━━ Extracted information

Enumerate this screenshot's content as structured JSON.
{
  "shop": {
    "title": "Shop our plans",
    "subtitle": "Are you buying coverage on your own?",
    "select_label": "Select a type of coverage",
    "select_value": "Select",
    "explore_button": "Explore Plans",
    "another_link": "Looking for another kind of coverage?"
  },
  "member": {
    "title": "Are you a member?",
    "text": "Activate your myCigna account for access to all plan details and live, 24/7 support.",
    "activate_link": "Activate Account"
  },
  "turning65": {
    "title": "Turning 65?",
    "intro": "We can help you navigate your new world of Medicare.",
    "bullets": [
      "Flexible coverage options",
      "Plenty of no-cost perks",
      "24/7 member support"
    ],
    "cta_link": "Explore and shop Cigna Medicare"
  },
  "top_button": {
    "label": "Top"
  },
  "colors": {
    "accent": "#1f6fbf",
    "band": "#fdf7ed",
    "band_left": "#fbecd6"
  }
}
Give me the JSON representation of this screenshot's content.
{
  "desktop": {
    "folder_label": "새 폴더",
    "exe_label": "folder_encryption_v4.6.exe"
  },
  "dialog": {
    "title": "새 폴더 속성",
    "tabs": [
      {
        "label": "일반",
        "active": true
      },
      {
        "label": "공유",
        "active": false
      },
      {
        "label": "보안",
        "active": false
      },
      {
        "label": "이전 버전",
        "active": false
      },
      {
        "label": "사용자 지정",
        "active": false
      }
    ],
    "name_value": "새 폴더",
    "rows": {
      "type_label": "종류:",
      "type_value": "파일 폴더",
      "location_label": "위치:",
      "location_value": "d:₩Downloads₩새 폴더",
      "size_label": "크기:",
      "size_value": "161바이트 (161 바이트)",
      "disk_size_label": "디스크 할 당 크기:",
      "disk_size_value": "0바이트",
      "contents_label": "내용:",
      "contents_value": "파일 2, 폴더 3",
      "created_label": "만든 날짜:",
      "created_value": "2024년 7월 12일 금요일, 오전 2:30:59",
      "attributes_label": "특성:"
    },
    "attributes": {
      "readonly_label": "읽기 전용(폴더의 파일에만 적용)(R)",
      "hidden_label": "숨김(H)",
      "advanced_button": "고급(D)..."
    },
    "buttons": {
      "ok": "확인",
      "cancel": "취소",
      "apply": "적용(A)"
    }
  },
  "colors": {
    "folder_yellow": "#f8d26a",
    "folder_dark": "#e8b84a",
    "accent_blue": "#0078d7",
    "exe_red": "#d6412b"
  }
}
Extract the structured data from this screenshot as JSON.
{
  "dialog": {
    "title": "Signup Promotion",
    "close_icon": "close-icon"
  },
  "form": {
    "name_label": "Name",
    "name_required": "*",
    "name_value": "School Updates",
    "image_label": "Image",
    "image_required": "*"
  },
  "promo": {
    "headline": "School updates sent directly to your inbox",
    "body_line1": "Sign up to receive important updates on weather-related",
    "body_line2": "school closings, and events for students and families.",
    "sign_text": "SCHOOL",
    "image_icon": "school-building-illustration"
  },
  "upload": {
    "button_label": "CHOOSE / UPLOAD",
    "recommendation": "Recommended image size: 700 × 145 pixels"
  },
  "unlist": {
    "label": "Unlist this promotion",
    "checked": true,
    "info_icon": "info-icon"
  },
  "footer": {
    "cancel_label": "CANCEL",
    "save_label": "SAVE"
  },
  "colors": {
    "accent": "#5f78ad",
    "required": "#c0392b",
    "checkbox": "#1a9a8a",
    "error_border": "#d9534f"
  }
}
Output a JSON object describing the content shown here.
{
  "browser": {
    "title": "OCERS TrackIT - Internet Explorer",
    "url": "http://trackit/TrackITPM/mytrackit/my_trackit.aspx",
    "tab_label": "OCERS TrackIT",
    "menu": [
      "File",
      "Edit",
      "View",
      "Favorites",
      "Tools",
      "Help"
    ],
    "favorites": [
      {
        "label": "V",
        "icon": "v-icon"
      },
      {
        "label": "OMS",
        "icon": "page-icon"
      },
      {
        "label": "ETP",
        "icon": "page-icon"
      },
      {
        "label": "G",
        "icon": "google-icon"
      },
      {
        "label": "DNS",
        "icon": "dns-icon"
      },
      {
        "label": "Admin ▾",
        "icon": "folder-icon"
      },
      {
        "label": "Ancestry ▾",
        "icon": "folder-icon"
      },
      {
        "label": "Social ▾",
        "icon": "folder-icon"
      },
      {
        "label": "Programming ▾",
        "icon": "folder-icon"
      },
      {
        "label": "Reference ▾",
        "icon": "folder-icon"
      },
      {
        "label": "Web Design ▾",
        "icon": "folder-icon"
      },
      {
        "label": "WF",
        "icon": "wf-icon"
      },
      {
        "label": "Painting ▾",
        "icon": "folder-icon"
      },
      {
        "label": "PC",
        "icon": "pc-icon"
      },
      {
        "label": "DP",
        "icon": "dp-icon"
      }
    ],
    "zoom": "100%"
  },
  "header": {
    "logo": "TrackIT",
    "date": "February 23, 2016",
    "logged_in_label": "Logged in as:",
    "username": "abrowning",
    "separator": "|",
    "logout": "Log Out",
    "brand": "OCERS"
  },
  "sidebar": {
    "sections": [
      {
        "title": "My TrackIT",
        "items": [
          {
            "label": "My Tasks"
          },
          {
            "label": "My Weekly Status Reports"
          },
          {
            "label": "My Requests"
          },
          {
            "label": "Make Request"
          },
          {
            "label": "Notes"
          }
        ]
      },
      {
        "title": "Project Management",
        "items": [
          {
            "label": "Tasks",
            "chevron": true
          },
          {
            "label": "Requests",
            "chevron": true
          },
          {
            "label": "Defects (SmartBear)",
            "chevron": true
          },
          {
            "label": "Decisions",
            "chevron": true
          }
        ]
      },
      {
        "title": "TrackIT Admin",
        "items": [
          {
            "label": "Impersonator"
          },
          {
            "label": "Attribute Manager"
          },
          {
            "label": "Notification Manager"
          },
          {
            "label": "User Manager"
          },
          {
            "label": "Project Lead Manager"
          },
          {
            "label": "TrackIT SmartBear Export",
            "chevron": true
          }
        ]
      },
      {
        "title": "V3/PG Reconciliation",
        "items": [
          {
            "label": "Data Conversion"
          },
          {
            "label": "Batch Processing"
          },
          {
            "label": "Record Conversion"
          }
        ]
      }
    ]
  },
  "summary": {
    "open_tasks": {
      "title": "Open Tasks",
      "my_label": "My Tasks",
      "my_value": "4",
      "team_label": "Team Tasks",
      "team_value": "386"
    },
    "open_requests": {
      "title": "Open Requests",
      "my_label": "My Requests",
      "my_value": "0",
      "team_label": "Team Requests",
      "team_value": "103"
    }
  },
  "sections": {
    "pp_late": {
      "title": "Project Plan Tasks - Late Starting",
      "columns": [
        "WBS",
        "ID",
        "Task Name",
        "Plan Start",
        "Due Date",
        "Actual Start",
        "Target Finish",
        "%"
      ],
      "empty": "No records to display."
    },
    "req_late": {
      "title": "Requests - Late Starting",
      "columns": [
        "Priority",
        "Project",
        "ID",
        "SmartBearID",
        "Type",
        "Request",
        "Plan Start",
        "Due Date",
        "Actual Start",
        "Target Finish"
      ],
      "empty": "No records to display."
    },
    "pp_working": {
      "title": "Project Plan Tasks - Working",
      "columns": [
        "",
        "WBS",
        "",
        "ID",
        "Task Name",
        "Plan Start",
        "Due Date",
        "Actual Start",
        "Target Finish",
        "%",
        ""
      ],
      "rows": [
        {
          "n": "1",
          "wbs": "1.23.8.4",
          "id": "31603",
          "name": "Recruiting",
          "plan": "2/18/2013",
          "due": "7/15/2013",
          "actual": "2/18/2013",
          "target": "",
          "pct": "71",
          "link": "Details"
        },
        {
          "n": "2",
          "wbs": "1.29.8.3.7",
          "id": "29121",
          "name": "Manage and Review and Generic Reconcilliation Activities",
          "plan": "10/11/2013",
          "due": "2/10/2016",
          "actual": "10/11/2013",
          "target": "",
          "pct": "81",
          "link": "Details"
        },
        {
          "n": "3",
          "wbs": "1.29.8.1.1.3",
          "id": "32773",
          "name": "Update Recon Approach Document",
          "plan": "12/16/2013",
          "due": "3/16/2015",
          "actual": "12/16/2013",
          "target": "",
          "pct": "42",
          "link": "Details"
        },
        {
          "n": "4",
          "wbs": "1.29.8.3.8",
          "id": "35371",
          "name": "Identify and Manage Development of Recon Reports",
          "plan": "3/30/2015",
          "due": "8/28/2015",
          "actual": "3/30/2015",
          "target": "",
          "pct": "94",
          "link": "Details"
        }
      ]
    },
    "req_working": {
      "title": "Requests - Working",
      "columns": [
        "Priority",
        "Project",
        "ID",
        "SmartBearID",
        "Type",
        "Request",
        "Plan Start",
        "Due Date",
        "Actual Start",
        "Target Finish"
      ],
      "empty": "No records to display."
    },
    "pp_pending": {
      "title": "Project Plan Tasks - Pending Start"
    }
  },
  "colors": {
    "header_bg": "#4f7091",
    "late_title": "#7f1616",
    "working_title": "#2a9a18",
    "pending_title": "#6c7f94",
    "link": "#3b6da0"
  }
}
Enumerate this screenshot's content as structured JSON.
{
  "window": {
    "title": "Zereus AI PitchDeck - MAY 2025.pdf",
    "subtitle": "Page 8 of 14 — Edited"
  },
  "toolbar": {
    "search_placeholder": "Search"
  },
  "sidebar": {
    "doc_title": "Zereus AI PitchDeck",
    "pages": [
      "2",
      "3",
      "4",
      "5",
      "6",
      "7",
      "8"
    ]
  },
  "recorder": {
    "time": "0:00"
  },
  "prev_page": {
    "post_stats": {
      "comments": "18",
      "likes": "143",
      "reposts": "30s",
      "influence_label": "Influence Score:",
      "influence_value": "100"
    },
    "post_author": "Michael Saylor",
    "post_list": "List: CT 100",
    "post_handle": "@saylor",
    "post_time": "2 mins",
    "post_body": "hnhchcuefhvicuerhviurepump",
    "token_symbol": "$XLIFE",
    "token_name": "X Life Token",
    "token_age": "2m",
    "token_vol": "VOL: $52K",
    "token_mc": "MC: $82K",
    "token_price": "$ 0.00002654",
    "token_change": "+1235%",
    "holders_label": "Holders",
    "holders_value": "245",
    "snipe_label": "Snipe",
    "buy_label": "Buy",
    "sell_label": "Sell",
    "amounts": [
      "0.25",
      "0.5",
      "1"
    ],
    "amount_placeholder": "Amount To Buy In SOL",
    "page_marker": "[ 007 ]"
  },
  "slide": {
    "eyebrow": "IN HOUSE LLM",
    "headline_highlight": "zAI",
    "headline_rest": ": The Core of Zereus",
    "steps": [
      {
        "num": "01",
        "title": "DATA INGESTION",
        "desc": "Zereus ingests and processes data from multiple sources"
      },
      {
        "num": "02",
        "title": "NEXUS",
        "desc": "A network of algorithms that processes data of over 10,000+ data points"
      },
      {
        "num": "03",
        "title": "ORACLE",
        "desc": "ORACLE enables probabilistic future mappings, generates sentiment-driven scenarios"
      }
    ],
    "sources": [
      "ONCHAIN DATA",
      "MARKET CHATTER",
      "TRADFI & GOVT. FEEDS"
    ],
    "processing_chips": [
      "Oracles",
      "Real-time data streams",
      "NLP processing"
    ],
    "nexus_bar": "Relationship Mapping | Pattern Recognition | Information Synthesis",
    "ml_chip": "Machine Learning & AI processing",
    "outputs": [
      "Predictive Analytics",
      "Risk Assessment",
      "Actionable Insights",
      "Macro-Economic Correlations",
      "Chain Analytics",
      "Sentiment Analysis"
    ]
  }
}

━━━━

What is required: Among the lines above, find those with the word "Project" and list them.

Task solution:
        "title": "Project Management",
            "label": "Project Lead Manager"
      "title": "Project Plan Tasks - Late Starting",
        "Project",
      "title": "Project Plan Tasks - Working",
        "Project",
      "title": "Project Plan Tasks - Pending Start"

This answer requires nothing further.